YOUR OBJECTIVE
What lines in the records below mention "icon"? List them all.

Dataset rows for apps and sites

------------------------------------

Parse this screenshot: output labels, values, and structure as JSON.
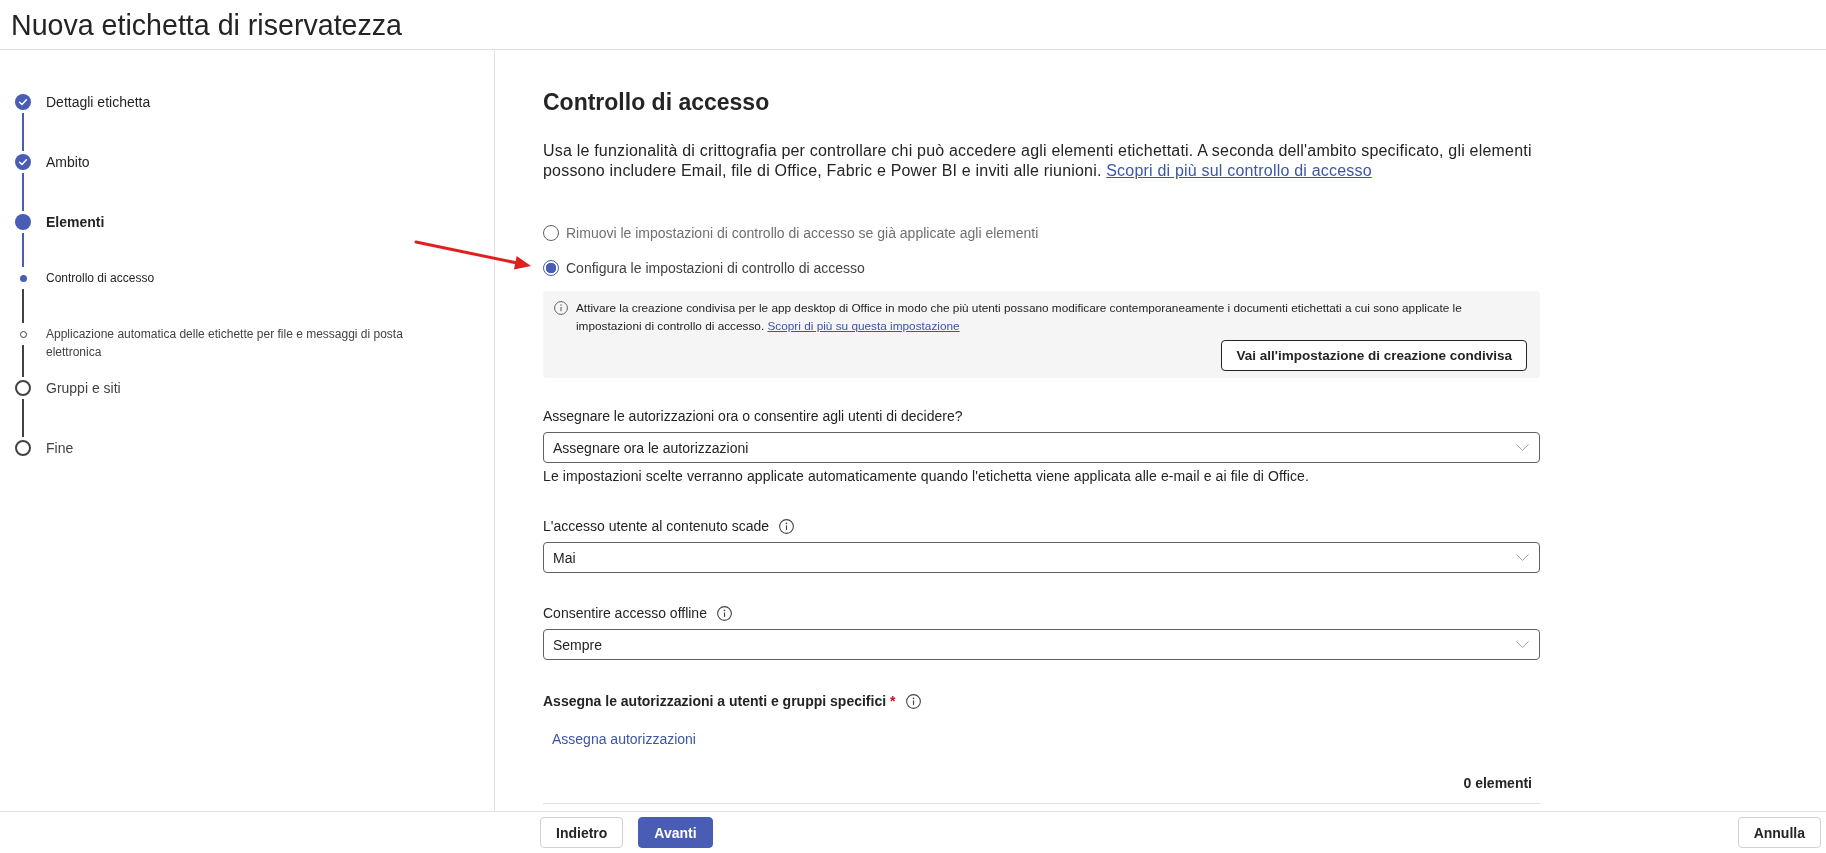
{
  "header": {
    "title": "Nuova etichetta di riservatezza"
  },
  "steps": [
    {
      "label": "Dettagli etichetta",
      "kind": "step",
      "completed": true,
      "current": false
    },
    {
      "label": "Ambito",
      "kind": "step",
      "completed": true,
      "current": false
    },
    {
      "label": "Elementi",
      "kind": "step",
      "completed": false,
      "current": true
    },
    {
      "label": "Controllo di accesso",
      "kind": "substep",
      "completed": false,
      "current": true
    },
    {
      "label": "Applicazione automatica delle etichette per file e messaggi di posta elettronica",
      "kind": "substep",
      "completed": false,
      "current": false
    },
    {
      "label": "Gruppi e siti",
      "kind": "step",
      "completed": false,
      "current": false
    },
    {
      "label": "Fine",
      "kind": "step",
      "completed": false,
      "current": false
    }
  ],
  "main": {
    "heading": "Controllo di accesso",
    "description": "Usa le funzionalità di crittografia per controllare chi può accedere agli elementi etichettati. A seconda dell'ambito specificato, gli elementi possono includere Email, file di Office, Fabric e Power BI e inviti alle riunioni.",
    "description_link": "Scopri di più sul controllo di accesso",
    "options": [
      {
        "label": "Rimuovi le impostazioni di controllo di accesso se già applicate agli elementi",
        "selected": false
      },
      {
        "label": "Configura le impostazioni di controllo di accesso",
        "selected": true
      }
    ],
    "info_box": {
      "text": "Attivare la creazione condivisa per le app desktop di Office in modo che più utenti possano modificare contemporaneamente i documenti etichettati a cui sono applicate le impostazioni di controllo di accesso.",
      "link": "Scopri di più su questa impostazione",
      "button": "Vai all'impostazione di creazione condivisa"
    },
    "fields": [
      {
        "label": "Assegnare le autorizzazioni ora o consentire agli utenti di decidere?",
        "info": false,
        "value": "Assegnare ora le autorizzazioni",
        "helper": "Le impostazioni scelte verranno applicate automaticamente quando l'etichetta viene applicata alle e-mail e ai file di Office."
      },
      {
        "label": "L'accesso utente al contenuto scade",
        "info": true,
        "value": "Mai"
      },
      {
        "label": "Consentire accesso offline",
        "info": true,
        "value": "Sempre"
      }
    ],
    "assign": {
      "label": "Assegna le autorizzazioni a utenti e gruppi specifici",
      "required_mark": "*",
      "info": true,
      "link": "Assegna autorizzazioni",
      "count": "0 elementi"
    }
  },
  "footer": {
    "buttons": [
      {
        "label": "Indietro",
        "kind": "secondary"
      },
      {
        "label": "Avanti",
        "kind": "primary"
      }
    ],
    "cancel": "Annulla"
  }
}
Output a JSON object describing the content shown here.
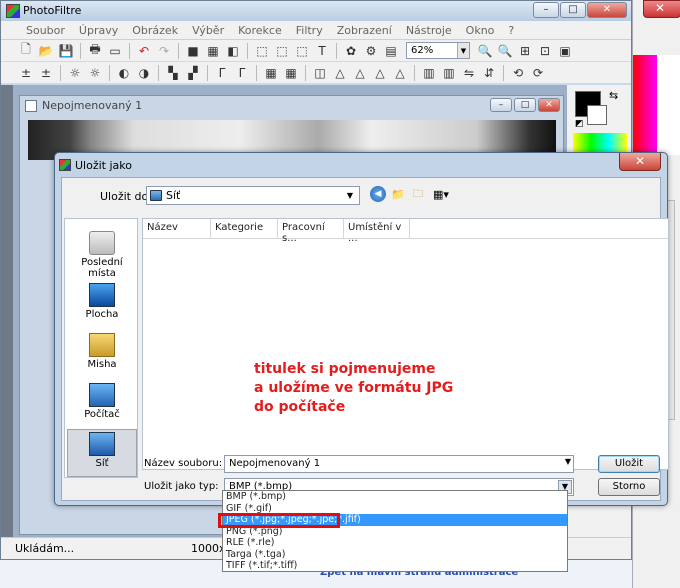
{
  "app": {
    "title": "PhotoFiltre",
    "menu": [
      "Soubor",
      "Úpravy",
      "Obrázek",
      "Výběr",
      "Korekce",
      "Filtry",
      "Zobrazení",
      "Nástroje",
      "Okno",
      "?"
    ],
    "zoom": "62%",
    "window_buttons": {
      "minimize": "–",
      "maximize": "□",
      "close": "✕"
    }
  },
  "document": {
    "title": "Nepojmenovaný 1"
  },
  "status": {
    "left": "Ukládám...",
    "size": "1000x3"
  },
  "dialog": {
    "title": "Uložit jako",
    "save_in_label": "Uložit do:",
    "save_in_value": "Síť",
    "places": [
      {
        "label": "Poslední místa",
        "icon": "recent-places-icon"
      },
      {
        "label": "Plocha",
        "icon": "desktop-icon"
      },
      {
        "label": "Misha",
        "icon": "user-folder-icon"
      },
      {
        "label": "Počítač",
        "icon": "computer-icon"
      },
      {
        "label": "Síť",
        "icon": "network-icon"
      }
    ],
    "columns": [
      "Název",
      "Kategorie",
      "Pracovní s...",
      "Umístění v ..."
    ],
    "annotation": [
      "titulek si pojmenujeme",
      "a uložíme ve formátu JPG",
      "do počítače"
    ],
    "filename_label": "Název souboru:",
    "filename_value": "Nepojmenovaný 1",
    "filetype_label": "Uložit jako typ:",
    "filetype_value": "BMP (*.bmp)",
    "save_button": "Uložit",
    "cancel_button": "Storno",
    "filetype_options": [
      "BMP (*.bmp)",
      "GIF (*.gif)",
      "JPEG (*.jpg;*.jpeg;*.jpe;*.jfif)",
      "PNG (*.png)",
      "RLE (*.rle)",
      "Targa (*.tga)",
      "TIFF (*.tif;*.tiff)"
    ],
    "selected_option_index": 2
  },
  "desktop": {
    "bottom_link": "Zpět na hlavní stranu administrace"
  }
}
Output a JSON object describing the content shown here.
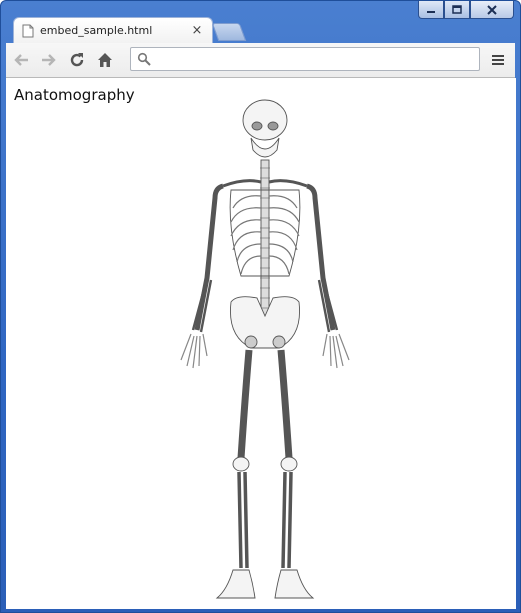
{
  "window": {
    "controls": [
      "minimize",
      "maximize",
      "close"
    ]
  },
  "tab": {
    "title": "embed_sample.html",
    "close_glyph": "×"
  },
  "toolbar": {
    "back_icon": "arrow-left-icon",
    "forward_icon": "arrow-right-icon",
    "reload_icon": "reload-icon",
    "home_icon": "home-icon",
    "search_icon": "search-icon",
    "address_value": "",
    "menu_icon": "hamburger-menu-icon"
  },
  "page": {
    "heading": "Anatomography",
    "figure": "human-skeleton-front-view"
  },
  "colors": {
    "frame": "#2f66c2",
    "toolbar": "#f0f0f0",
    "page_bg": "#ffffff"
  }
}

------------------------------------

ANSWER SECTION
        "icon": "recent-places-icon"
        "icon": "desktop-icon"
        "icon": "user-folder-icon"
        "icon": "computer-icon"
        "icon": "network-icon"
    "back_icon": "arrow-left-icon",
    "forward_icon": "arrow-right-icon",
    "reload_icon": "reload-icon",
    "home_icon": "home-icon",
    "search_icon": "search-icon",
    "menu_icon": "hamburger-menu-icon"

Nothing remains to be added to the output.